The Eighth was played before the interval and the Seventh was last item in the programme, an interesting reversal of order that worked well and showed even more conclusively how Beethoven’s development of the symphonic form had come to a cross-roads by the end of his seventh symphony.

I’m now keenly awaiting Friday’s performance of Beethoven’s Ninth, my doubts from the Pastoral now firmly laid aside.

Michael Barenboim played the solo violin for Pierre Boulez’s Anthèmes 2. A technological feat to stage this performance in the Albert hall, with sound generated by the  IRCAM live electronics coming from five or six apparent locations around and above hall. Boulez’ conversation in the piece between melody and rhythm fitted the programme of the Eighth and Seventh symphonies except that the sheer density of intellectual content was completely different to the apparent experimental, almost quizzical, form of Boulez’s Anthèmes 2.

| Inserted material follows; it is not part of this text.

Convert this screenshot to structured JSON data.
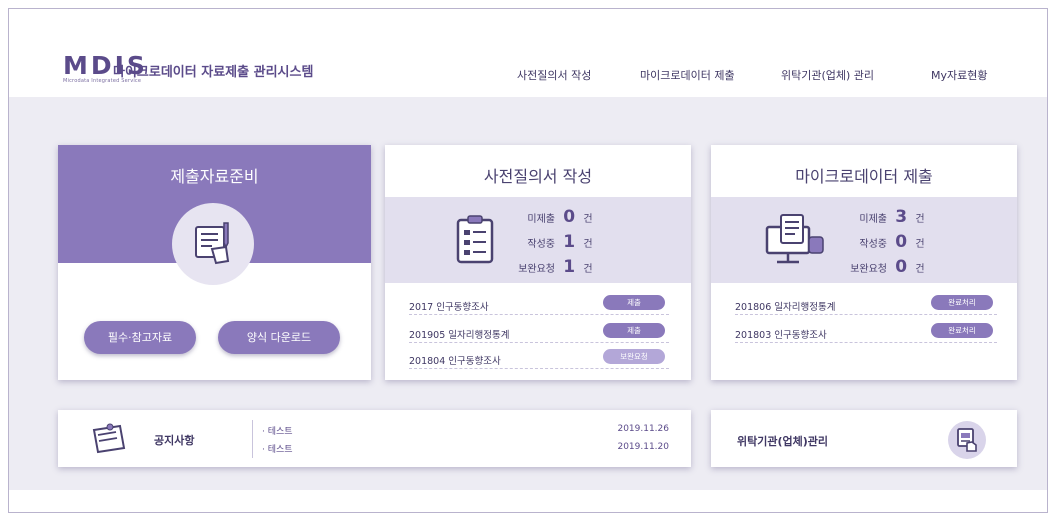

Beethoven: Symphony No. 8 in F major
Pierre Boulez: Anthèmes 2
Beethoven: Symphony No. 7 in A major

Michael Barenboim, violin
IRCAM live electronics
West–Eastern Divan Orchestra
Daniel Barenboim, conductor